* What you need to do
Whenever a line below includes the word "true", copy that line.

* Task input

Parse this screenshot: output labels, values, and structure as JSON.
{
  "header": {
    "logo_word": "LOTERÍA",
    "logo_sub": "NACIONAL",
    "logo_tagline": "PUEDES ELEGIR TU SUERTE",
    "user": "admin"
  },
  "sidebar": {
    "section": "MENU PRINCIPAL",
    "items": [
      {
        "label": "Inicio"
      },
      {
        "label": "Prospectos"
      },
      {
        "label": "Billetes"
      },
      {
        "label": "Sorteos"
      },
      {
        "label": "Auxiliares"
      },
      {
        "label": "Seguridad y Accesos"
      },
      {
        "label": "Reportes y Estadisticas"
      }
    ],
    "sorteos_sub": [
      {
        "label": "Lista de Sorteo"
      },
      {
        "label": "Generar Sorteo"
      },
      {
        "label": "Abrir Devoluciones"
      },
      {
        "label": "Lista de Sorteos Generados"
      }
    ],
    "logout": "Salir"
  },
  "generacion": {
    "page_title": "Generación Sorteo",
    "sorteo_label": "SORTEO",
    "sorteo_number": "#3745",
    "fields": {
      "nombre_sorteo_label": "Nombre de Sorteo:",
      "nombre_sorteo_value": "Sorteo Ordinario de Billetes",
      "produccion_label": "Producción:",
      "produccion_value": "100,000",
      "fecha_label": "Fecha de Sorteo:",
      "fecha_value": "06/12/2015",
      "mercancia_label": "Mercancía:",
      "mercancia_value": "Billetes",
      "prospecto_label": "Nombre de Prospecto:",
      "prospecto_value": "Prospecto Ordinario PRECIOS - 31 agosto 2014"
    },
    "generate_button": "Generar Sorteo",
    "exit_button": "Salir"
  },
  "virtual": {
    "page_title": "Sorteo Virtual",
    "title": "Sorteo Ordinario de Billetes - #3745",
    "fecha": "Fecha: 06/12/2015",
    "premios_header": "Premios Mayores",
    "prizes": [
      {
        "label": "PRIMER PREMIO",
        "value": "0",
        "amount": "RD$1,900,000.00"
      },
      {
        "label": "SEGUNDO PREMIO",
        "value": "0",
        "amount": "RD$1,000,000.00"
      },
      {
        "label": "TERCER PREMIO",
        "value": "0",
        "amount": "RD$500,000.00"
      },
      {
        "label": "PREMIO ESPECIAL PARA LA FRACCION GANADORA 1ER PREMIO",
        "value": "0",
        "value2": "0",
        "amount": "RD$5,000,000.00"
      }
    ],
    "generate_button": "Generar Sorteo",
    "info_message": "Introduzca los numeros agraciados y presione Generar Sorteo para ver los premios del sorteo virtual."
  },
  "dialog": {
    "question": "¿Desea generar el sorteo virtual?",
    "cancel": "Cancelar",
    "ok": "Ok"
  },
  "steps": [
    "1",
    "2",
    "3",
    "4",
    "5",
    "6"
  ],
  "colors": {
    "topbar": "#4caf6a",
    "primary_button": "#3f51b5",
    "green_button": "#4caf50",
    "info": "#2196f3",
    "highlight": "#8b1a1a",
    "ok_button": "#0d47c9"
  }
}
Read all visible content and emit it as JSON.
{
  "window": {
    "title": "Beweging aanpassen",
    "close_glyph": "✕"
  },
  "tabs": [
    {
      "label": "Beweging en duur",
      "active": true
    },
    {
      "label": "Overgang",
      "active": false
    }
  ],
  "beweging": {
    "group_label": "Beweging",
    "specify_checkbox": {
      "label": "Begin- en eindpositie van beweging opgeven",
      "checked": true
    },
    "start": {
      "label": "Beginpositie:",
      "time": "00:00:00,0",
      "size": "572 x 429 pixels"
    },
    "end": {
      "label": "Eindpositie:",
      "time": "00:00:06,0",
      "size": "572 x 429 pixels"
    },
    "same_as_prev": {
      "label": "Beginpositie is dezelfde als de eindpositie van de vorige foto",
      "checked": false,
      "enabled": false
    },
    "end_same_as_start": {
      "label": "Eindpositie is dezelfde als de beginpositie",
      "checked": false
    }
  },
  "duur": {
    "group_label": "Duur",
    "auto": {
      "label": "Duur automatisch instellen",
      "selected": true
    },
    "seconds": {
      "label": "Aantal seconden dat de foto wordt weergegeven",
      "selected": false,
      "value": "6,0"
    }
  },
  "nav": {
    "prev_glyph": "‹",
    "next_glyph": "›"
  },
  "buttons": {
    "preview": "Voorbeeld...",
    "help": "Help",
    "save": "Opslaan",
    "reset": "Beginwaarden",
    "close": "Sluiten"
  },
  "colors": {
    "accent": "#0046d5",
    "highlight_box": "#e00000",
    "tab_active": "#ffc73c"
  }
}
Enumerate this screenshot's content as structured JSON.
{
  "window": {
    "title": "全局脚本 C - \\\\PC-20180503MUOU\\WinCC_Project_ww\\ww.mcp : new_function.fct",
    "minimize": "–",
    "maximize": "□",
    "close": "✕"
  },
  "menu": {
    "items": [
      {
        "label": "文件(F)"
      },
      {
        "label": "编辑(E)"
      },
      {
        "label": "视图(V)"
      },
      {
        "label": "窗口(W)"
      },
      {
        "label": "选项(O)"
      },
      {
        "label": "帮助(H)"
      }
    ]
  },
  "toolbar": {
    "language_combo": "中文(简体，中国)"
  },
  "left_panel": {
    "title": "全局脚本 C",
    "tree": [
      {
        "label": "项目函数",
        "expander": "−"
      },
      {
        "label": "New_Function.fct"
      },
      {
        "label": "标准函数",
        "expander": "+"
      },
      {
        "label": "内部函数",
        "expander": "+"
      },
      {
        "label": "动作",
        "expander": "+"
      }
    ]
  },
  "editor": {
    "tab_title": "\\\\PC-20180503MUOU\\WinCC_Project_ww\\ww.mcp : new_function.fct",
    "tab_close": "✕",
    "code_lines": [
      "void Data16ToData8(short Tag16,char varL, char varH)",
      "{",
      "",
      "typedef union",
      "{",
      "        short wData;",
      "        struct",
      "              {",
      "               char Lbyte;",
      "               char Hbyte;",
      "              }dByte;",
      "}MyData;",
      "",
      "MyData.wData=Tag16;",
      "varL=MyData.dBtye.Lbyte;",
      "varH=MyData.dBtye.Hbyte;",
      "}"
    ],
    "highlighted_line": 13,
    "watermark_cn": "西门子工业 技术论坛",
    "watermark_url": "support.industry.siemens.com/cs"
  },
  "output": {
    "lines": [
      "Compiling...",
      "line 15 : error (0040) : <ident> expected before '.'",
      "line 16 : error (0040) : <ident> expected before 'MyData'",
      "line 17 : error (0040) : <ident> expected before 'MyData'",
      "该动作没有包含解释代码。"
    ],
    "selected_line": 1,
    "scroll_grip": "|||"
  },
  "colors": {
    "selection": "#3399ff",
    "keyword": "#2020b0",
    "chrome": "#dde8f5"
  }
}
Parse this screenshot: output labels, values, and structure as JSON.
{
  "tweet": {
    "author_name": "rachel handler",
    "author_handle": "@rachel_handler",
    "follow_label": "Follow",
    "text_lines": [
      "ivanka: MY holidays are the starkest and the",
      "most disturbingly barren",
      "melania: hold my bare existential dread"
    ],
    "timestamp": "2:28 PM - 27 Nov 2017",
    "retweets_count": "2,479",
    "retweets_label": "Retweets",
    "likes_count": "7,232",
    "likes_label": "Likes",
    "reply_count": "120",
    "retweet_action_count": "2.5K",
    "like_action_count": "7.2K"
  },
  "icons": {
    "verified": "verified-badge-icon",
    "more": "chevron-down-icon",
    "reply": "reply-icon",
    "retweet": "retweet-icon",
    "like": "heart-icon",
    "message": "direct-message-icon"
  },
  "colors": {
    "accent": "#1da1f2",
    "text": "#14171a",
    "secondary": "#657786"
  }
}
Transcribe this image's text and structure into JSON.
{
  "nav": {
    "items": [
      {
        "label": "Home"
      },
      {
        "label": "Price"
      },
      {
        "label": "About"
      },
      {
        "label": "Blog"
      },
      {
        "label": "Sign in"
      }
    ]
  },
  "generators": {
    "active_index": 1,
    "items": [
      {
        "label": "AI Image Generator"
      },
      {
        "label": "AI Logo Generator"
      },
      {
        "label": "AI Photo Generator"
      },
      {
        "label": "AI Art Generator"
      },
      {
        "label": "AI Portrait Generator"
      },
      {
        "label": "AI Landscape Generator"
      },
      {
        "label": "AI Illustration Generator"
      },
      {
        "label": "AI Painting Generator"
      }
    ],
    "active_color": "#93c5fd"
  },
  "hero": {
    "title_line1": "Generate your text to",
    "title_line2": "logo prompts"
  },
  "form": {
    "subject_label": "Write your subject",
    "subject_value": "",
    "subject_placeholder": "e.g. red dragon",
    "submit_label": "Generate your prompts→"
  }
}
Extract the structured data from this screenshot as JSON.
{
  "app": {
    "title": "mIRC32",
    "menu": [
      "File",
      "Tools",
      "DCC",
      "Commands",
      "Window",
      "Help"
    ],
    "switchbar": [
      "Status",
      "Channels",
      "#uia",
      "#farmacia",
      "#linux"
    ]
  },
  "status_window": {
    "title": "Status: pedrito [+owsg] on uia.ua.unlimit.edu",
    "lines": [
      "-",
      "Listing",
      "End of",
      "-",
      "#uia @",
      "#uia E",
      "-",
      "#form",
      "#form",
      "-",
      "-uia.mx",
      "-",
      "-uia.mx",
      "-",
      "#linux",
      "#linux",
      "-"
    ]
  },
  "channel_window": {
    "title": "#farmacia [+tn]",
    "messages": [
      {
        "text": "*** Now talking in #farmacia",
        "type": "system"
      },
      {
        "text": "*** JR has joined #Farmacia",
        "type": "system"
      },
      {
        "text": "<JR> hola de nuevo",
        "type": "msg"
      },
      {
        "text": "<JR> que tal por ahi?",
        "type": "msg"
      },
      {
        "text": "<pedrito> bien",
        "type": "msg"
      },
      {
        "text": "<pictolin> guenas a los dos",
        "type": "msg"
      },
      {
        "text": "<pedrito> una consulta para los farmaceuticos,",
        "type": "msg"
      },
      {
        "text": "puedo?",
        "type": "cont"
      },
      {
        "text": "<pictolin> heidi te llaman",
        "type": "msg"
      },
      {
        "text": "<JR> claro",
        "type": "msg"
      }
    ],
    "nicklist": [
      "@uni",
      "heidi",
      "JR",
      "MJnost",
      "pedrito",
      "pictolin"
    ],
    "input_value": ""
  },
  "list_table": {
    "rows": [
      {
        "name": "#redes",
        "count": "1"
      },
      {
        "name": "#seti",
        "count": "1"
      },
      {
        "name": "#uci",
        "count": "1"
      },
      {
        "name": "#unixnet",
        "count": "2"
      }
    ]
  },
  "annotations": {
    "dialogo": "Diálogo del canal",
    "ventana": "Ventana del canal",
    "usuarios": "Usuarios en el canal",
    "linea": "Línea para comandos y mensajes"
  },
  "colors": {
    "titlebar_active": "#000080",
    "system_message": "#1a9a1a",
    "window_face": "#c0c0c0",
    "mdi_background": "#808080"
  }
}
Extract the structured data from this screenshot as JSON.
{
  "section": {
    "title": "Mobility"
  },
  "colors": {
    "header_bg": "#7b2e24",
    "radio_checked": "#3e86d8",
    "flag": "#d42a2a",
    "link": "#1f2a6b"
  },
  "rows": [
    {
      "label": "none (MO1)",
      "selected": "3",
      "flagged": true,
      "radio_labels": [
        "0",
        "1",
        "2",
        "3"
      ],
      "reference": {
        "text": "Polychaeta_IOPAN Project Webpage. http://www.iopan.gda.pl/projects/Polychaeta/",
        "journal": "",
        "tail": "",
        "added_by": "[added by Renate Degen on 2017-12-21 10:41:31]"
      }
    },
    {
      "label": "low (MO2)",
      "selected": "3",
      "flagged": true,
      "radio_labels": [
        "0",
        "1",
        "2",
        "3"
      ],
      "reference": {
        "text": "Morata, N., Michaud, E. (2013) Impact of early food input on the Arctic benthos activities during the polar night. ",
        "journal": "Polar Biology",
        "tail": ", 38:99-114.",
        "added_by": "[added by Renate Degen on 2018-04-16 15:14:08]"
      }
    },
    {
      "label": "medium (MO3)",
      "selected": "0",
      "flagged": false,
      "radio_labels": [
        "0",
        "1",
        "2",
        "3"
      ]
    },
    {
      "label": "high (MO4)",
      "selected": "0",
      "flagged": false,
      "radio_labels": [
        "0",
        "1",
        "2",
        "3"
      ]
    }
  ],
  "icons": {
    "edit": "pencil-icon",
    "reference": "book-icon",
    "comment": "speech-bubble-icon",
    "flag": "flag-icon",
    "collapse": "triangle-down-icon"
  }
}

* Solution for this exercise
      "active": true
      "checked": true
      "selected": true
      "flagged": true,
      "flagged": true,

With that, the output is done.